=== What you need to do ===
An exact copy of all the data below is required.

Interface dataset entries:
○ ○ ○
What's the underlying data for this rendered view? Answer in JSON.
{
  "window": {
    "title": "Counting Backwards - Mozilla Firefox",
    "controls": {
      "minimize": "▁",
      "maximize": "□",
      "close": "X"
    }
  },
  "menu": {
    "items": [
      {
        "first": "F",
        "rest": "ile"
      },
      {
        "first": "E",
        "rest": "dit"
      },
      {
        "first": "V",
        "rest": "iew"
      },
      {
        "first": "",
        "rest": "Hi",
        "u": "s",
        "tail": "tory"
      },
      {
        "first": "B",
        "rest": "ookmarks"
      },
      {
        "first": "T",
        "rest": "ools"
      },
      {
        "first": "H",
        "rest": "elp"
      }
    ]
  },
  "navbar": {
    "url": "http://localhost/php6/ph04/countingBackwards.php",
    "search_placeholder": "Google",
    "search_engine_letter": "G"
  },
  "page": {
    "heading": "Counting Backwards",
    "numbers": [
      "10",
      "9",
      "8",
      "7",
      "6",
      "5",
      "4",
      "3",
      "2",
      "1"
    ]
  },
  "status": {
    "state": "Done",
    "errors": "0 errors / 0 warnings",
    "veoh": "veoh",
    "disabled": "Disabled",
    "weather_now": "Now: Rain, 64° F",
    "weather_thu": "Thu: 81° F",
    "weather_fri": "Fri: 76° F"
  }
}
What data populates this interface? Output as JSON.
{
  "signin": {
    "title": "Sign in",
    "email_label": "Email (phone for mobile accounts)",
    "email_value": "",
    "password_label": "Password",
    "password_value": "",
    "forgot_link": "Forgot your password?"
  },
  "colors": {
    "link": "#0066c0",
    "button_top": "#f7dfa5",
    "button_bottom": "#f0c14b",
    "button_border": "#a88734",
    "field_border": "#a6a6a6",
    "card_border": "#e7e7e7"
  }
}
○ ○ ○
=== Expected answer ===
What's the underlying data for this rendered view? Answer in JSON.
{
  "window": {
    "title": "Counting Backwards - Mozilla Firefox",
    "controls": {
      "minimize": "▁",
      "maximize": "□",
      "close": "X"
    }
  },
  "menu": {
    "items": [
      {
        "first": "F",
        "rest": "ile"
      },
      {
        "first": "E",
        "rest": "dit"
      },
      {
        "first": "V",
        "rest": "iew"
      },
      {
        "first": "",
        "rest": "Hi",
        "u": "s",
        "tail": "tory"
      },
      {
        "first": "B",
        "rest": "ookmarks"
      },
      {
        "first": "T",
        "rest": "ools"
      },
      {
        "first": "H",
        "rest": "elp"
      }
    ]
  },
  "navbar": {
    "url": "http://localhost/php6/ph04/countingBackwards.php",
    "search_placeholder": "Google",
    "search_engine_letter": "G"
  },
  "page": {
    "heading": "Counting Backwards",
    "numbers": [
      "10",
      "9",
      "8",
      "7",
      "6",
      "5",
      "4",
      "3",
      "2",
      "1"
    ]
  },
  "status": {
    "state": "Done",
    "errors": "0 errors / 0 warnings",
    "veoh": "veoh",
    "disabled": "Disabled",
    "weather_now": "Now: Rain, 64° F",
    "weather_thu": "Thu: 81° F",
    "weather_fri": "Fri: 76° F"
  }
}
What data populates this interface? Output as JSON.
{
  "signin": {
    "title": "Sign in",
    "email_label": "Email (phone for mobile accounts)",
    "email_value": "",
    "password_label": "Password",
    "password_value": "",
    "forgot_link": "Forgot your password?"
  },
  "colors": {
    "link": "#0066c0",
    "button_top": "#f7dfa5",
    "button_bottom": "#f0c14b",
    "button_border": "#a88734",
    "field_border": "#a6a6a6",
    "card_border": "#e7e7e7"
  }
}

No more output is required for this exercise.